DIRECTIONS FOR THIS TASK: For each line below that holds "Free", return the line as it stands.

DATA TO EXAMINE:
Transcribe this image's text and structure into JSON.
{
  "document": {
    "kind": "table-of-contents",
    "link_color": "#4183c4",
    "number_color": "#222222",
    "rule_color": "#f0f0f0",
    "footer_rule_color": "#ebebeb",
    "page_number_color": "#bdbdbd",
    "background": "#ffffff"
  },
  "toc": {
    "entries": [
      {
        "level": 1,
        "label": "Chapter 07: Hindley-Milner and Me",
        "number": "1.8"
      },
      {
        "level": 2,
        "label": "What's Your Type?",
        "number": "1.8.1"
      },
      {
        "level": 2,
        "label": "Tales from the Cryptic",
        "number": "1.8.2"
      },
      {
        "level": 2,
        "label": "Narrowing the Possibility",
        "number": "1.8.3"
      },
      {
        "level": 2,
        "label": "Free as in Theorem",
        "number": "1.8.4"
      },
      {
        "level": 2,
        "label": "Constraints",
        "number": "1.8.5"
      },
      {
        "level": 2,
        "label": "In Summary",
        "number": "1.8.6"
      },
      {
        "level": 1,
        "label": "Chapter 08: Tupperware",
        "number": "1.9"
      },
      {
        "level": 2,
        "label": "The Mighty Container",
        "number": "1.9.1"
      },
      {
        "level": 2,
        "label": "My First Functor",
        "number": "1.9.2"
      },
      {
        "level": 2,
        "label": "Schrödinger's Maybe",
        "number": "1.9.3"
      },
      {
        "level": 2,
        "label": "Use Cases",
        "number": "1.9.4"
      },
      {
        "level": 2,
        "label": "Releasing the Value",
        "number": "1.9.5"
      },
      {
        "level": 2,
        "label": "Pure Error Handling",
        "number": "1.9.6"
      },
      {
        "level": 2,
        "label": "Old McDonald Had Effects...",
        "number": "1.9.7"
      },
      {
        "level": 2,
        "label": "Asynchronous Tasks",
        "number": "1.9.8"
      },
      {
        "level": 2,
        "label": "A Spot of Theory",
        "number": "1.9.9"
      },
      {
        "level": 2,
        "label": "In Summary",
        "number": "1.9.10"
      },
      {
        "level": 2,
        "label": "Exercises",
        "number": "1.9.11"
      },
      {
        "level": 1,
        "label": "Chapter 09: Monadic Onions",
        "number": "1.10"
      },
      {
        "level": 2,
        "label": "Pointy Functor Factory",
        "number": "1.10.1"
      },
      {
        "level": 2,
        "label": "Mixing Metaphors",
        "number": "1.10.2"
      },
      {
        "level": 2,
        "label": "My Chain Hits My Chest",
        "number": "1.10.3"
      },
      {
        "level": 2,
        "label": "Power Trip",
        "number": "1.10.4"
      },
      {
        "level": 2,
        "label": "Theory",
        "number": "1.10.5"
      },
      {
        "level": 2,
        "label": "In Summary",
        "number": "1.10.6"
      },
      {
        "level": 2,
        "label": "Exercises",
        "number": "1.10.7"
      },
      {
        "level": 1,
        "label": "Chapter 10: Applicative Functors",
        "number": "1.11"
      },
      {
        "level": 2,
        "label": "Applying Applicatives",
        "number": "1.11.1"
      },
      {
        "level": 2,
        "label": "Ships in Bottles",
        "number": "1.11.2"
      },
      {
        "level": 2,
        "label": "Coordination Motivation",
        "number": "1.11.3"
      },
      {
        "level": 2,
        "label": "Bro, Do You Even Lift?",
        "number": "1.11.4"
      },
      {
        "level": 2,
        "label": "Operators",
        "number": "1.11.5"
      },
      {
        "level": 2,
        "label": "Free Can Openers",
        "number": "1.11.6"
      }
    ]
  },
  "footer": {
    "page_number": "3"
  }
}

ANSWER AREA:
        "label": "Free as in Theorem",
        "label": "Free Can Openers",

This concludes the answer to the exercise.